▶ **YOUR INSTRUCTIONS**: Please report how many lines in the records below contain the word "personal", giving only that number.

▶ **EXERCISE INPUTS**:
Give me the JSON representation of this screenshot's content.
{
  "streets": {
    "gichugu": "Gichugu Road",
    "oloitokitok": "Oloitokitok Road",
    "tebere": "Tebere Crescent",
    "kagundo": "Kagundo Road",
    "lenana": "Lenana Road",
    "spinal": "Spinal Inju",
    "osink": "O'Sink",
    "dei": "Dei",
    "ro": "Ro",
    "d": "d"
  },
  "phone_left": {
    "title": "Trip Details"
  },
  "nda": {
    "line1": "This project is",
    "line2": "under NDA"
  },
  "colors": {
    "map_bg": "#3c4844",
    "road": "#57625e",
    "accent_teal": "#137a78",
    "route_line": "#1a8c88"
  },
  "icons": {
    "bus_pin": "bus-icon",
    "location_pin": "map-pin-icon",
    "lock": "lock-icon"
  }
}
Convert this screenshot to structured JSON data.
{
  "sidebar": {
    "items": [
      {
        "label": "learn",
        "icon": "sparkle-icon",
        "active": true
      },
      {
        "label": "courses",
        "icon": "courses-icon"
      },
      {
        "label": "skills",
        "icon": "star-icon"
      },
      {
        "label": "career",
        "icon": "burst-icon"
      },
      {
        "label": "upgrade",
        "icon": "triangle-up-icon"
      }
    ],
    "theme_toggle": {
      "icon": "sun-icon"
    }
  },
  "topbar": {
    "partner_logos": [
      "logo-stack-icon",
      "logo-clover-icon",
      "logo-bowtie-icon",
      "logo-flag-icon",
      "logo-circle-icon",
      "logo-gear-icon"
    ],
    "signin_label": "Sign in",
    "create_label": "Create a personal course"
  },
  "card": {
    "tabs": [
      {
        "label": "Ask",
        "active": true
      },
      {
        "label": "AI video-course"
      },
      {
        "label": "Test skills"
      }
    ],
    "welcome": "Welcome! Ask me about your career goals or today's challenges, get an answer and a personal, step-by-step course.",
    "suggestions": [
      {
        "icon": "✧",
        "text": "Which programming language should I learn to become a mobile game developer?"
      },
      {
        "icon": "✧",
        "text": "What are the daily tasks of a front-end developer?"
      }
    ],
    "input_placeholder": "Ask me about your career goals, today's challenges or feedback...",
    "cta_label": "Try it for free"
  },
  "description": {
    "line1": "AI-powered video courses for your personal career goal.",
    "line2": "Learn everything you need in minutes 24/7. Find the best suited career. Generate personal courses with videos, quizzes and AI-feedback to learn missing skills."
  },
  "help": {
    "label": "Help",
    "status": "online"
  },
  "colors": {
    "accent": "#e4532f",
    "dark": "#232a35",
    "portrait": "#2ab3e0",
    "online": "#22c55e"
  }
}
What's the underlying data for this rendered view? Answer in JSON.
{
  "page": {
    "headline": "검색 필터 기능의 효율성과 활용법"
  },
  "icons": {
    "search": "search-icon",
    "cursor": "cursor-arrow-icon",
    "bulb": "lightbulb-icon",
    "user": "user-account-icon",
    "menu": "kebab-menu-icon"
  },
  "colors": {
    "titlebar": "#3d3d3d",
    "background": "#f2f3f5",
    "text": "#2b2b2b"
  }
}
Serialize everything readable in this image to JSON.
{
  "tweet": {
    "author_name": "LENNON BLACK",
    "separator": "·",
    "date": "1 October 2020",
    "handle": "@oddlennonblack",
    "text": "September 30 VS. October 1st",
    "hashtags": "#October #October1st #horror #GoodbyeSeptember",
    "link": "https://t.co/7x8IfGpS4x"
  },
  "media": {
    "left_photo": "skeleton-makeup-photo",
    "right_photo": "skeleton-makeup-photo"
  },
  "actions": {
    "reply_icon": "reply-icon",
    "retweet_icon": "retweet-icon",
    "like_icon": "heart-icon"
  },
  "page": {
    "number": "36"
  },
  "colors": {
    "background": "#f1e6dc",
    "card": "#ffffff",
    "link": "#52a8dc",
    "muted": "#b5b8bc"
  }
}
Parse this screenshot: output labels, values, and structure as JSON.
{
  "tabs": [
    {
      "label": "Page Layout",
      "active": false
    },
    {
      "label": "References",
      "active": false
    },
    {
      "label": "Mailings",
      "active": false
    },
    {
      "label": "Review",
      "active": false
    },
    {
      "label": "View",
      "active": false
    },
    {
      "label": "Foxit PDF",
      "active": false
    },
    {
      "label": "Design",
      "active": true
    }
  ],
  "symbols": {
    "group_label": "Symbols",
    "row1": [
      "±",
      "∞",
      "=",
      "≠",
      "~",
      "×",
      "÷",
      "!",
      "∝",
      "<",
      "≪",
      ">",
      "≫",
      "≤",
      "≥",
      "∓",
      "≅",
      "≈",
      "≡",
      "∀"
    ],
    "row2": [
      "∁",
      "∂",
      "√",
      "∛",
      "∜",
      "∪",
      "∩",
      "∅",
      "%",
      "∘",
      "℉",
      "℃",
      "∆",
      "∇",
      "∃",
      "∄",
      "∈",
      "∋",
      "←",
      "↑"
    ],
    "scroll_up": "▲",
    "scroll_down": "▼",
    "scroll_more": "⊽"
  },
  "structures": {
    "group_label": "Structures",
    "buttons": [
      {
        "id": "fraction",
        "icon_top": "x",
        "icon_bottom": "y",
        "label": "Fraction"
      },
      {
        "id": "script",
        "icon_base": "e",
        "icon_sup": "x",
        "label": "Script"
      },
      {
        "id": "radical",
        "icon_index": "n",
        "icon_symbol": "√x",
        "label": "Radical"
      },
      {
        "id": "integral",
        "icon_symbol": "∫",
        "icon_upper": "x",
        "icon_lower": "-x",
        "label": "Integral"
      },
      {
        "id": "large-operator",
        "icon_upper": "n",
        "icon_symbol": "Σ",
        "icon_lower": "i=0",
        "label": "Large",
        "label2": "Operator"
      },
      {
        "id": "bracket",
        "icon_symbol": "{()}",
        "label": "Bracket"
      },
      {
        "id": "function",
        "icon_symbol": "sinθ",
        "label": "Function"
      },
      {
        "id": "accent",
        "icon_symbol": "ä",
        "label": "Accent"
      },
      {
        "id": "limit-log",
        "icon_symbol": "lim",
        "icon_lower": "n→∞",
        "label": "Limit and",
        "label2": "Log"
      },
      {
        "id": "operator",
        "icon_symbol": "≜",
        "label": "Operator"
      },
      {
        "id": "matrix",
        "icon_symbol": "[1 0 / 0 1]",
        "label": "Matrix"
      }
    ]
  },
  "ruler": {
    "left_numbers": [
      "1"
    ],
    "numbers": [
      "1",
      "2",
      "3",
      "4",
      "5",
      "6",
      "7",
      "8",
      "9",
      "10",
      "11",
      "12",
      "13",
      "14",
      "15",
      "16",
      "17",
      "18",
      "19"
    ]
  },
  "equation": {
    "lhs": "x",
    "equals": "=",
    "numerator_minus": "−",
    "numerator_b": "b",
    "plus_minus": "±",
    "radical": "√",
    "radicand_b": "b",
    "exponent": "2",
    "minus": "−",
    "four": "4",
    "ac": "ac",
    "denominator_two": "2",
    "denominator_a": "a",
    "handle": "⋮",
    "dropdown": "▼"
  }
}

▶ **ANSWER SPACE**: 4